Is Your Company’s Six Covered?
When a star leader leaves, a lot of blame can get thrown around. Look no further than the NFL. After being selected first overall in the 2012 NFL draft, quarterback Andrew Luck left the Indianapolis Colts this fall, citing numerous injuries and mental exhaustion. He said he simply no longer possessed the same drive, passion and joy for the game.
Fingers were pointed and accusations flew. Was ownership unwilling to invest in the right talent to create a winning environment? Was it the lack of a strong offensive line to protect Luck, leaving him open for 174 sacks? Had the organization that courted and hired Luck failed him in the end by not providing tools that would help him succeed? Did they have his six?
In the military, if someone's got your six, it means they've got your back. According to Business Insider, military members commonly describe direction using the hours of a clock. Whichever direction the vehicle, unit, or individual is moving is the 12 o’clock position, putting the six o’clock position in the rear. Service members say “Got your six” to communicate that their rear is covered or to warn about an enemy attacking from behind. Today, the phrase “I’ve got your six” is really a declaration of loyalty.
Which begs the question: is your organization surrounding its top talent with the tools they need to succeed? Do you have their six? Or is your star quarterback hanging by a thread because he or she isn’t receiving necessary resources? Are you having active conversations about factors that motivate and/or detract them?

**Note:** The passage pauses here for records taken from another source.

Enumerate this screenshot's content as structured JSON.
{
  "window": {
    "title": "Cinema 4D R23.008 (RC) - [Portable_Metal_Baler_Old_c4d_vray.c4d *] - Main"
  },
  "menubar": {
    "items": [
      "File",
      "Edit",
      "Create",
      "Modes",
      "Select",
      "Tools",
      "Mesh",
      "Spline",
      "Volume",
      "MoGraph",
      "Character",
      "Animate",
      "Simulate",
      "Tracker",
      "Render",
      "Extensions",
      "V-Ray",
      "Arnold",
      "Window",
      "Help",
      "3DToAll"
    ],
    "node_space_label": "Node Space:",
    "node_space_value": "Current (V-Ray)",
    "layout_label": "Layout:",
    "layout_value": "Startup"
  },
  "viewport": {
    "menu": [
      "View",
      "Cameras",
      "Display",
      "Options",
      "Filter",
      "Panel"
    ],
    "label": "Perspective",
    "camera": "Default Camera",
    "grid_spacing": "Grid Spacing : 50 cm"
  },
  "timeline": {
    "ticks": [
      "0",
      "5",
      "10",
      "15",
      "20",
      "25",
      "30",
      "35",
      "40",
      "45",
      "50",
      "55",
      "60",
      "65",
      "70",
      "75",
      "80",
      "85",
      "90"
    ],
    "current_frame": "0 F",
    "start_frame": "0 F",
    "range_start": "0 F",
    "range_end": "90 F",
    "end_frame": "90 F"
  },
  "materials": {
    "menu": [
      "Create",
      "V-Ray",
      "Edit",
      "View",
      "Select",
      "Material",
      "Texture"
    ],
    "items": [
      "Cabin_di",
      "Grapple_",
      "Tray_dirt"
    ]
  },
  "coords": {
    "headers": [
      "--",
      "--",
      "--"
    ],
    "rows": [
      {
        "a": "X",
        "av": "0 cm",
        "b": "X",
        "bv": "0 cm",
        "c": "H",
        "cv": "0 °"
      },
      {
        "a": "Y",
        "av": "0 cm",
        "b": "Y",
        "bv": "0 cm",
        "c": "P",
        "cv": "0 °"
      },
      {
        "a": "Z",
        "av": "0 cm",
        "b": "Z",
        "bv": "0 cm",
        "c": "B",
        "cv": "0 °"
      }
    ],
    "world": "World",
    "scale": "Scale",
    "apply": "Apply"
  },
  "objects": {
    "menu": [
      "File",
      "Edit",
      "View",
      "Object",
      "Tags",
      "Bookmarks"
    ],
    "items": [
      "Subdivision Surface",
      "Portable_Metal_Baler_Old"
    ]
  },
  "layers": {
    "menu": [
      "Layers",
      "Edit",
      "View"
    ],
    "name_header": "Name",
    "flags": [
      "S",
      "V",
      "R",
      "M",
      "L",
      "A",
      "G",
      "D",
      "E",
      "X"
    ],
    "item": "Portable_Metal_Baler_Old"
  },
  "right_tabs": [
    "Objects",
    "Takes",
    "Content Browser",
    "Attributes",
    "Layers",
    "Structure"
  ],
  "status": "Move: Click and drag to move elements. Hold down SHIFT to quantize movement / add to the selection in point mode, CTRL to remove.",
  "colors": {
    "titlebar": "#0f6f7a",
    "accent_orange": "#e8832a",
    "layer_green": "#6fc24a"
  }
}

Building Bench Strength
When top talent departs, leaving money and opportunity on the table, it may signal the need for an organizational gut check and an evaluation of bench strength. You’ll be ahead of the pack if you prioritize learning what your stars need to do their jobs well. Harvard Business Review cited 50% of high performers want a monthly sit down with their managers, but only 53% say it actually happens.
Whether it’s officer vs enlisted, veteran leaders at all levels grasp the need for covering someone’s six and know the importance of serving as their own leader’s first line of defense. The Center for Creative Leadership sampled 268 U.S. Army leaders and found they showed significantly higher proficiency ratings over average U.S. industry leader (civilian) ratings on these competencies:
Building collaborative relationships
Research has also shown that veterans are particularly effective at applying their skills in new contexts, according to CCL.
People don’t leave bad jobs; they leave bad cultures that don’t have their six. It’s never been more important to make sure your bench strength is strong to cover your company’s six before key leaders are lured to other opportunities. In today’s candidate market and thriving economy, if your organization isn’t doing an inventory of the tools available to its leaders and examining how those leaders can support your company’s six, it’s missing a critical opportunity to improve and retain its top playmakers.